Charges: Aggravated burglary x 1; Intentionally cause injury x 2; Recklessly cause injury x 2; Intentionally damage property x 1; Extortion with a threat to kill x 1; False imprisonment x 1; Making threat to kill x 1; Contravening family violence intervention order x 1; Attempt to pervert the course of justice x 2.
Case type: Application for leave to appeal against interlocutory decisions.
Facts: The charges related to an incident of violence committed by the applicant against the aggrieved, his partner. The aggrieved was to be the central witness for the prosecution (-). The aggrieved invoked s 18 Evidence Act 2008 (Vic), which provides that a person can avoid giving evidence against their partner if there is a sufficient likelihood that harm would be caused to the person (-). The prosecution then gave notice under s 65 Evidence Act 2008 that they would rely on statements that the aggrieved had made to the police as tendency evidence as an exception to the hearsay rule ().

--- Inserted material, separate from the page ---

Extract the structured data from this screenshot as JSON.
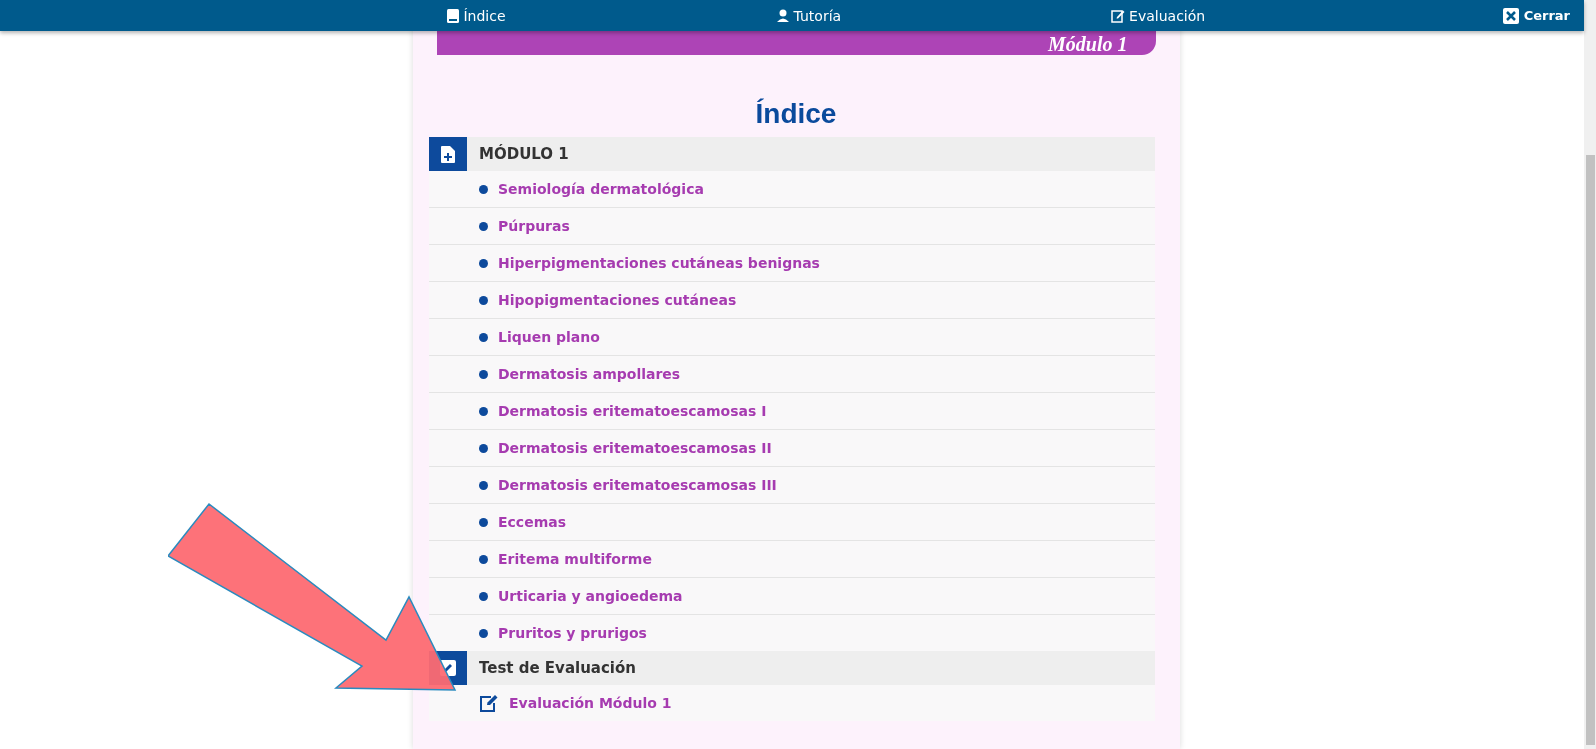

Issues: The applicant appealed against 3 main interlocutory decisions made by the judge. First, admitting the statements the aggrieved made to the police. Second, refusing to certify the appeal, which is a precondition to appeal against an interlocutory decision under s 295(3) of the Civil Procedure Act 2009 (Vic). Third, refusing to sever the proceedings for each of the applicant’s charges.
Decision and Reasoning: The Court dismissed all grounds of the appeal. On the first ground, it was reasonably open for the judge to admit the evidence as an exception to the hearsay rule. The applicant argued that admitting the evidence might lead to prejudice because the aggrieved could not be cross-examined (since she had invoked the protection against giving evidence against a de facto partner) (). The Court held that there were sufficient protections available to ensure a fair trial, including directions against giving too much weight to untested statements (). Accordingly, in relation to the second ground, it was reasonably open for the judge to refuse to certify (). On the third ground, the Court held that many charges stemmed from the same factual basis, so there was no basis to sever the charges ().
The Court observed that the applicant did not seek to challenge the judge’s ruling that the tendency evidence satisfies the requirements of ss 97 and 101, ‘presumably’ because ‘he regards a submission of that kind as foredoomed to fail, based upon the recent decision of the High Court in Hughes v The Queen’  HCA 20 (14 June 2017).  The Court stated at  that:
It is, however, worthy of note that the general evidence of the history of domestic violence, which forms the basis of the tendency notice, may not have quite the probative force in relation to the allegation of the threat to kill and extortion, as it does in relation to the other charges brought against the applicant.
The Court concluded by cautioning trial judges about the use of tendency evidence: ‘[if the tendency] evidence were led, the judge would have to give a careful direction as to how it could be used and, more importantly, how it could not be used’ ().